▸ **Exercise aim**:
Please output the entries below without altering a single character.

▸ **Data shown**:
______________________________
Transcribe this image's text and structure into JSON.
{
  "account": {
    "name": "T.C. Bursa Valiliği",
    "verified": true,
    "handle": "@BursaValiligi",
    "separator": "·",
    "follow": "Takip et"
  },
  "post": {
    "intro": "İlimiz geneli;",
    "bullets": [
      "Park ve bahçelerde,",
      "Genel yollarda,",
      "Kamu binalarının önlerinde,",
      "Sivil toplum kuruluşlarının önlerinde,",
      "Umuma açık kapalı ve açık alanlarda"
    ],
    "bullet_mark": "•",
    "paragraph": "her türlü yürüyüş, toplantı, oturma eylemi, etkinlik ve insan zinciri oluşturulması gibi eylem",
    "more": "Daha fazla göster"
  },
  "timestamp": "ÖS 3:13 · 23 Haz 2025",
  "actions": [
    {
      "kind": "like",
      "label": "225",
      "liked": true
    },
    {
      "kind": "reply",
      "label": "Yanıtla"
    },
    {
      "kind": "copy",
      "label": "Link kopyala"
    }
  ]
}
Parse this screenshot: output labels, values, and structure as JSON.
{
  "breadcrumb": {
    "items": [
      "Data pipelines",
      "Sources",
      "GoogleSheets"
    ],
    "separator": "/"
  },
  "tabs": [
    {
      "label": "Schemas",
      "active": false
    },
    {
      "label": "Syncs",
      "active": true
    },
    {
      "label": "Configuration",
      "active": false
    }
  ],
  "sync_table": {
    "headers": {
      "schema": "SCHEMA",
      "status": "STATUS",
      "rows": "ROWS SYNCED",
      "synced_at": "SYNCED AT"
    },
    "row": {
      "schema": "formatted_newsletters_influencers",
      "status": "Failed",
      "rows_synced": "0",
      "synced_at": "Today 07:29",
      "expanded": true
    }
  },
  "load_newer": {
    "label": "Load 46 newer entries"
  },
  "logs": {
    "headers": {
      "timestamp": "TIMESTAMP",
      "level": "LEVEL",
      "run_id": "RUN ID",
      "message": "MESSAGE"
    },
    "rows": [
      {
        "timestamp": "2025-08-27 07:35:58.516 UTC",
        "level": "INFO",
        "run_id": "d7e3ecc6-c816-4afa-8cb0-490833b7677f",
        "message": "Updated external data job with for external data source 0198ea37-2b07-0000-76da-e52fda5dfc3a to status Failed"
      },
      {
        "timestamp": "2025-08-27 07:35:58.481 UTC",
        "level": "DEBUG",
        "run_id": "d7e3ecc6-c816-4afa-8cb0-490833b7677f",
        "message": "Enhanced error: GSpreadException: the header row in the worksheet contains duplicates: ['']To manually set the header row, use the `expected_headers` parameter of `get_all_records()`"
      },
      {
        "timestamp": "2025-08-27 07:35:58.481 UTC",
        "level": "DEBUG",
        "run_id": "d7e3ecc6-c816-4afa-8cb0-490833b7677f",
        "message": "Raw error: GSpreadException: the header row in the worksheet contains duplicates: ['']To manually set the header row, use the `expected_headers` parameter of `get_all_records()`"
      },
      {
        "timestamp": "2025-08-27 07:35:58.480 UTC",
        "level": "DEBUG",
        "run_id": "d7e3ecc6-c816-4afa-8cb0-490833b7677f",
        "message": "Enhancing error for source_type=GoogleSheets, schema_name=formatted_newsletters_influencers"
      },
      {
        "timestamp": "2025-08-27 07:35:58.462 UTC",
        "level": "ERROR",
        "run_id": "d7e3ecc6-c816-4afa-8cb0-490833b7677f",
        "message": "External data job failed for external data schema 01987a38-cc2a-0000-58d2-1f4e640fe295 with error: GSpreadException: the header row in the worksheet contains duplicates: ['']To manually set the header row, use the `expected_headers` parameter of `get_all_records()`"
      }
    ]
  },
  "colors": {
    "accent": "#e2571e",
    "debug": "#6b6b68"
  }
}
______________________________
▸ **Output below**:
Transcribe this image's text and structure into JSON.
{
  "account": {
    "name": "T.C. Bursa Valiliği",
    "verified": true,
    "handle": "@BursaValiligi",
    "separator": "·",
    "follow": "Takip et"
  },
  "post": {
    "intro": "İlimiz geneli;",
    "bullets": [
      "Park ve bahçelerde,",
      "Genel yollarda,",
      "Kamu binalarının önlerinde,",
      "Sivil toplum kuruluşlarının önlerinde,",
      "Umuma açık kapalı ve açık alanlarda"
    ],
    "bullet_mark": "•",
    "paragraph": "her türlü yürüyüş, toplantı, oturma eylemi, etkinlik ve insan zinciri oluşturulması gibi eylem",
    "more": "Daha fazla göster"
  },
  "timestamp": "ÖS 3:13 · 23 Haz 2025",
  "actions": [
    {
      "kind": "like",
      "label": "225",
      "liked": true
    },
    {
      "kind": "reply",
      "label": "Yanıtla"
    },
    {
      "kind": "copy",
      "label": "Link kopyala"
    }
  ]
}
Parse this screenshot: output labels, values, and structure as JSON.
{
  "breadcrumb": {
    "items": [
      "Data pipelines",
      "Sources",
      "GoogleSheets"
    ],
    "separator": "/"
  },
  "tabs": [
    {
      "label": "Schemas",
      "active": false
    },
    {
      "label": "Syncs",
      "active": true
    },
    {
      "label": "Configuration",
      "active": false
    }
  ],
  "sync_table": {
    "headers": {
      "schema": "SCHEMA",
      "status": "STATUS",
      "rows": "ROWS SYNCED",
      "synced_at": "SYNCED AT"
    },
    "row": {
      "schema": "formatted_newsletters_influencers",
      "status": "Failed",
      "rows_synced": "0",
      "synced_at": "Today 07:29",
      "expanded": true
    }
  },
  "load_newer": {
    "label": "Load 46 newer entries"
  },
  "logs": {
    "headers": {
      "timestamp": "TIMESTAMP",
      "level": "LEVEL",
      "run_id": "RUN ID",
      "message": "MESSAGE"
    },
    "rows": [
      {
        "timestamp": "2025-08-27 07:35:58.516 UTC",
        "level": "INFO",
        "run_id": "d7e3ecc6-c816-4afa-8cb0-490833b7677f",
        "message": "Updated external data job with for external data source 0198ea37-2b07-0000-76da-e52fda5dfc3a to status Failed"
      },
      {
        "timestamp": "2025-08-27 07:35:58.481 UTC",
        "level": "DEBUG",
        "run_id": "d7e3ecc6-c816-4afa-8cb0-490833b7677f",
        "message": "Enhanced error: GSpreadException: the header row in the worksheet contains duplicates: ['']To manually set the header row, use the `expected_headers` parameter of `get_all_records()`"
      },
      {
        "timestamp": "2025-08-27 07:35:58.481 UTC",
        "level": "DEBUG",
        "run_id": "d7e3ecc6-c816-4afa-8cb0-490833b7677f",
        "message": "Raw error: GSpreadException: the header row in the worksheet contains duplicates: ['']To manually set the header row, use the `expected_headers` parameter of `get_all_records()`"
      },
      {
        "timestamp": "2025-08-27 07:35:58.480 UTC",
        "level": "DEBUG",
        "run_id": "d7e3ecc6-c816-4afa-8cb0-490833b7677f",
        "message": "Enhancing error for source_type=GoogleSheets, schema_name=formatted_newsletters_influencers"
      },
      {
        "timestamp": "2025-08-27 07:35:58.462 UTC",
        "level": "ERROR",
        "run_id": "d7e3ecc6-c816-4afa-8cb0-490833b7677f",
        "message": "External data job failed for external data schema 01987a38-cc2a-0000-58d2-1f4e640fe295 with error: GSpreadException: the header row in the worksheet contains duplicates: ['']To manually set the header row, use the `expected_headers` parameter of `get_all_records()`"
      }
    ]
  },
  "colors": {
    "accent": "#e2571e",
    "debug": "#6b6b68"
  }
}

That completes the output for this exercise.